Stored records
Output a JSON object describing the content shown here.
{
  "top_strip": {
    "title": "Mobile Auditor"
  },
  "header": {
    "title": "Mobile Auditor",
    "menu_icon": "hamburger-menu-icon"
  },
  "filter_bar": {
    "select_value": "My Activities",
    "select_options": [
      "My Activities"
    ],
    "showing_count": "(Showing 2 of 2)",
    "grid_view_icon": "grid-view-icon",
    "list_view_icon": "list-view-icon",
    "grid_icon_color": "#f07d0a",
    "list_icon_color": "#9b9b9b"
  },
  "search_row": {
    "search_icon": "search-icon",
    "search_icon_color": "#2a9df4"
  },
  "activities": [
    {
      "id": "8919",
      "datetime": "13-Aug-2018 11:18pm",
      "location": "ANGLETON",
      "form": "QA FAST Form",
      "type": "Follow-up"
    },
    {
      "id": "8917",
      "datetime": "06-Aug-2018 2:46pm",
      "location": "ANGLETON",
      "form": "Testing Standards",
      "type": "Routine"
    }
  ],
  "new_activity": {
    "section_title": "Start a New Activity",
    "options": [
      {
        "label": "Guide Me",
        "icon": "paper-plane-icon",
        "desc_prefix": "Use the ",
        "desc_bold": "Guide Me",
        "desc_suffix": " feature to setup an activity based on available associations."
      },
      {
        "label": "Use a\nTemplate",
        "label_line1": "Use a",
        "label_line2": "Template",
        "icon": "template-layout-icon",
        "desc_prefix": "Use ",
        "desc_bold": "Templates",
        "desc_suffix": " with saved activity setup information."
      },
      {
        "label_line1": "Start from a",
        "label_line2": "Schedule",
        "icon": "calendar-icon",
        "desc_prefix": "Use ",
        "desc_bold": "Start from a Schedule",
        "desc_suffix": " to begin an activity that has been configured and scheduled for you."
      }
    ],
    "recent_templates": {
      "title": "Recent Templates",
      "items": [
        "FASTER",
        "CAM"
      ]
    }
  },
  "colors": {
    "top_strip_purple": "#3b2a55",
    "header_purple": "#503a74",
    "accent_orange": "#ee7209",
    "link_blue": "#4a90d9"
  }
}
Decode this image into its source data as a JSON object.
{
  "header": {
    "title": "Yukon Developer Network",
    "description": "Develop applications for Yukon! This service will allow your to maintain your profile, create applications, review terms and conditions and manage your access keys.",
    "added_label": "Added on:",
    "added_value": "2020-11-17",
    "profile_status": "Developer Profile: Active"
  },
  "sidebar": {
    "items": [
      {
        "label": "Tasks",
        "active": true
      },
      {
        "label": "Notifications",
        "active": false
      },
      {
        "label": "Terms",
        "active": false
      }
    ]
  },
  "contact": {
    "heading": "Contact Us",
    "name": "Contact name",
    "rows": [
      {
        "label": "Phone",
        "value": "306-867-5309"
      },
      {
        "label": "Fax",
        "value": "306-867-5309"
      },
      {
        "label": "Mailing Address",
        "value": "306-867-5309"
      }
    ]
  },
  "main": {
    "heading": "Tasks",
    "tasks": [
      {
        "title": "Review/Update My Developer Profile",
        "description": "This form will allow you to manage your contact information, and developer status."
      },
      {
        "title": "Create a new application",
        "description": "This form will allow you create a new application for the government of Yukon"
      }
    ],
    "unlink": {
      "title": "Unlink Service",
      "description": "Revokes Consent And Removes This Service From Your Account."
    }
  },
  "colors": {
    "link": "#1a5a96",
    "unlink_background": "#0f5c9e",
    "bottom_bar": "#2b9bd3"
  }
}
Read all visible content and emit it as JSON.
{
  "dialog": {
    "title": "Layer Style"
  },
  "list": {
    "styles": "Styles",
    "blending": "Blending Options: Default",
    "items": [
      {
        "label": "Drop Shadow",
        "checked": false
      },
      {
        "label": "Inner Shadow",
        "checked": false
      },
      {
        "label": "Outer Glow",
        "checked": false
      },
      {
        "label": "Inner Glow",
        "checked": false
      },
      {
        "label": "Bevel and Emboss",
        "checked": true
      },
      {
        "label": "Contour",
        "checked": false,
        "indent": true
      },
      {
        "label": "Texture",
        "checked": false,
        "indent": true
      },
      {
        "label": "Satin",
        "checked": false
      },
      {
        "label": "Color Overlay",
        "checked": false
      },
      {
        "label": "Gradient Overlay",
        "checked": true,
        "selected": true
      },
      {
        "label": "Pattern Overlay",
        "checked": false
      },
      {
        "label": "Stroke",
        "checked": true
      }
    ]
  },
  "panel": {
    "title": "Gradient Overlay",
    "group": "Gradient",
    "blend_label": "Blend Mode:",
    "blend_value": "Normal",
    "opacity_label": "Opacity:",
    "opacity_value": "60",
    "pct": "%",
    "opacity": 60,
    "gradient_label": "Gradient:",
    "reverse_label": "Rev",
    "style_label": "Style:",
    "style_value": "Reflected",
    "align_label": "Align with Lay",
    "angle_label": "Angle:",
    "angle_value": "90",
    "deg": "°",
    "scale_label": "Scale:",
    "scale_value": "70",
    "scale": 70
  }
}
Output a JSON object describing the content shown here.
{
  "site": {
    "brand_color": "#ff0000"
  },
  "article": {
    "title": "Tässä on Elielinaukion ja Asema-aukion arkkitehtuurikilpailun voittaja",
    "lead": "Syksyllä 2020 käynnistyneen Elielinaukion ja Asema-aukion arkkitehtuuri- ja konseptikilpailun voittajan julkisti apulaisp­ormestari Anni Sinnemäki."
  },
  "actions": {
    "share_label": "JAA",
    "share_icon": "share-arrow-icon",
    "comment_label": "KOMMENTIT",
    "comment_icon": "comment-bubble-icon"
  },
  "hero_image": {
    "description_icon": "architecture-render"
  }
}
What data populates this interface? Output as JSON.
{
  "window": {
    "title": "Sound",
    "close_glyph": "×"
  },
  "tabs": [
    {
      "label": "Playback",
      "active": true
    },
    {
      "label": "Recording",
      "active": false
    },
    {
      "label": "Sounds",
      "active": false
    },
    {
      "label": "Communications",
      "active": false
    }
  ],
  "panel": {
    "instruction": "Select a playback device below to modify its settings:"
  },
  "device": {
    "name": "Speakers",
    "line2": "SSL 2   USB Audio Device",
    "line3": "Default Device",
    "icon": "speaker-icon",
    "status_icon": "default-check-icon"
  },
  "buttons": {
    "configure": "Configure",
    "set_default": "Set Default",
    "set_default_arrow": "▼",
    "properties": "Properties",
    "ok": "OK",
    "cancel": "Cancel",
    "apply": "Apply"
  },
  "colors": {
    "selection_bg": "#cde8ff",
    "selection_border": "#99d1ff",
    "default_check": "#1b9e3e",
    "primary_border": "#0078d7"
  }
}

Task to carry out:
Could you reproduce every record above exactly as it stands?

Answer for the task:
Output a JSON object describing the content shown here.
{
  "top_strip": {
    "title": "Mobile Auditor"
  },
  "header": {
    "title": "Mobile Auditor",
    "menu_icon": "hamburger-menu-icon"
  },
  "filter_bar": {
    "select_value": "My Activities",
    "select_options": [
      "My Activities"
    ],
    "showing_count": "(Showing 2 of 2)",
    "grid_view_icon": "grid-view-icon",
    "list_view_icon": "list-view-icon",
    "grid_icon_color": "#f07d0a",
    "list_icon_color": "#9b9b9b"
  },
  "search_row": {
    "search_icon": "search-icon",
    "search_icon_color": "#2a9df4"
  },
  "activities": [
    {
      "id": "8919",
      "datetime": "13-Aug-2018 11:18pm",
      "location": "ANGLETON",
      "form": "QA FAST Form",
      "type": "Follow-up"
    },
    {
      "id": "8917",
      "datetime": "06-Aug-2018 2:46pm",
      "location": "ANGLETON",
      "form": "Testing Standards",
      "type": "Routine"
    }
  ],
  "new_activity": {
    "section_title": "Start a New Activity",
    "options": [
      {
        "label": "Guide Me",
        "icon": "paper-plane-icon",
        "desc_prefix": "Use the ",
        "desc_bold": "Guide Me",
        "desc_suffix": " feature to setup an activity based on available associations."
      },
      {
        "label": "Use a\nTemplate",
        "label_line1": "Use a",
        "label_line2": "Template",
        "icon": "template-layout-icon",
        "desc_prefix": "Use ",
        "desc_bold": "Templates",
        "desc_suffix": " with saved activity setup information."
      },
      {
        "label_line1": "Start from a",
        "label_line2": "Schedule",
        "icon": "calendar-icon",
        "desc_prefix": "Use ",
        "desc_bold": "Start from a Schedule",
        "desc_suffix": " to begin an activity that has been configured and scheduled for you."
      }
    ],
    "recent_templates": {
      "title": "Recent Templates",
      "items": [
        "FASTER",
        "CAM"
      ]
    }
  },
  "colors": {
    "top_strip_purple": "#3b2a55",
    "header_purple": "#503a74",
    "accent_orange": "#ee7209",
    "link_blue": "#4a90d9"
  }
}
Decode this image into its source data as a JSON object.
{
  "header": {
    "title": "Yukon Developer Network",
    "description": "Develop applications for Yukon! This service will allow your to maintain your profile, create applications, review terms and conditions and manage your access keys.",
    "added_label": "Added on:",
    "added_value": "2020-11-17",
    "profile_status": "Developer Profile: Active"
  },
  "sidebar": {
    "items": [
      {
        "label": "Tasks",
        "active": true
      },
      {
        "label": "Notifications",
        "active": false
      },
      {
        "label": "Terms",
        "active": false
      }
    ]
  },
  "contact": {
    "heading": "Contact Us",
    "name": "Contact name",
    "rows": [
      {
        "label": "Phone",
        "value": "306-867-5309"
      },
      {
        "label": "Fax",
        "value": "306-867-5309"
      },
      {
        "label": "Mailing Address",
        "value": "306-867-5309"
      }
    ]
  },
  "main": {
    "heading": "Tasks",
    "tasks": [
      {
        "title": "Review/Update My Developer Profile",
        "description": "This form will allow you to manage your contact information, and developer status."
      },
      {
        "title": "Create a new application",
        "description": "This form will allow you create a new application for the government of Yukon"
      }
    ],
    "unlink": {
      "title": "Unlink Service",
      "description": "Revokes Consent And Removes This Service From Your Account."
    }
  },
  "colors": {
    "link": "#1a5a96",
    "unlink_background": "#0f5c9e",
    "bottom_bar": "#2b9bd3"
  }
}
Read all visible content and emit it as JSON.
{
  "dialog": {
    "title": "Layer Style"
  },
  "list": {
    "styles": "Styles",
    "blending": "Blending Options: Default",
    "items": [
      {
        "label": "Drop Shadow",
        "checked": false
      },
      {
        "label": "Inner Shadow",
        "checked": false
      },
      {
        "label": "Outer Glow",
        "checked": false
      },
      {
        "label": "Inner Glow",
        "checked": false
      },
      {
        "label": "Bevel and Emboss",
        "checked": true
      },
      {
        "label": "Contour",
        "checked": false,
        "indent": true
      },
      {
        "label": "Texture",
        "checked": false,
        "indent": true
      },
      {
        "label": "Satin",
        "checked": false
      },
      {
        "label": "Color Overlay",
        "checked": false
      },
      {
        "label": "Gradient Overlay",
        "checked": true,
        "selected": true
      },
      {
        "label": "Pattern Overlay",
        "checked": false
      },
      {
        "label": "Stroke",
        "checked": true
      }
    ]
  },
  "panel": {
    "title": "Gradient Overlay",
    "group": "Gradient",
    "blend_label": "Blend Mode:",
    "blend_value": "Normal",
    "opacity_label": "Opacity:",
    "opacity_value": "60",
    "pct": "%",
    "opacity": 60,
    "gradient_label": "Gradient:",
    "reverse_label": "Rev",
    "style_label": "Style:",
    "style_value": "Reflected",
    "align_label": "Align with Lay",
    "angle_label": "Angle:",
    "angle_value": "90",
    "deg": "°",
    "scale_label": "Scale:",
    "scale_value": "70",
    "scale": 70
  }
}
Output a JSON object describing the content shown here.
{
  "site": {
    "brand_color": "#ff0000"
  },
  "article": {
    "title": "Tässä on Elielinaukion ja Asema-aukion arkkitehtuurikilpailun voittaja",
    "lead": "Syksyllä 2020 käynnistyneen Elielinaukion ja Asema-aukion arkkitehtuuri- ja konseptikilpailun voittajan julkisti apulaisp­ormestari Anni Sinnemäki."
  },
  "actions": {
    "share_label": "JAA",
    "share_icon": "share-arrow-icon",
    "comment_label": "KOMMENTIT",
    "comment_icon": "comment-bubble-icon"
  },
  "hero_image": {
    "description_icon": "architecture-render"
  }
}
What data populates this interface? Output as JSON.
{
  "window": {
    "title": "Sound",
    "close_glyph": "×"
  },
  "tabs": [
    {
      "label": "Playback",
      "active": true
    },
    {
      "label": "Recording",
      "active": false
    },
    {
      "label": "Sounds",
      "active": false
    },
    {
      "label": "Communications",
      "active": false
    }
  ],
  "panel": {
    "instruction": "Select a playback device below to modify its settings:"
  },
  "device": {
    "name": "Speakers",
    "line2": "SSL 2   USB Audio Device",
    "line3": "Default Device",
    "icon": "speaker-icon",
    "status_icon": "default-check-icon"
  },
  "buttons": {
    "configure": "Configure",
    "set_default": "Set Default",
    "set_default_arrow": "▼",
    "properties": "Properties",
    "ok": "OK",
    "cancel": "Cancel",
    "apply": "Apply"
  },
  "colors": {
    "selection_bg": "#cde8ff",
    "selection_border": "#99d1ff",
    "default_check": "#1b9e3e",
    "primary_border": "#0078d7"
  }
}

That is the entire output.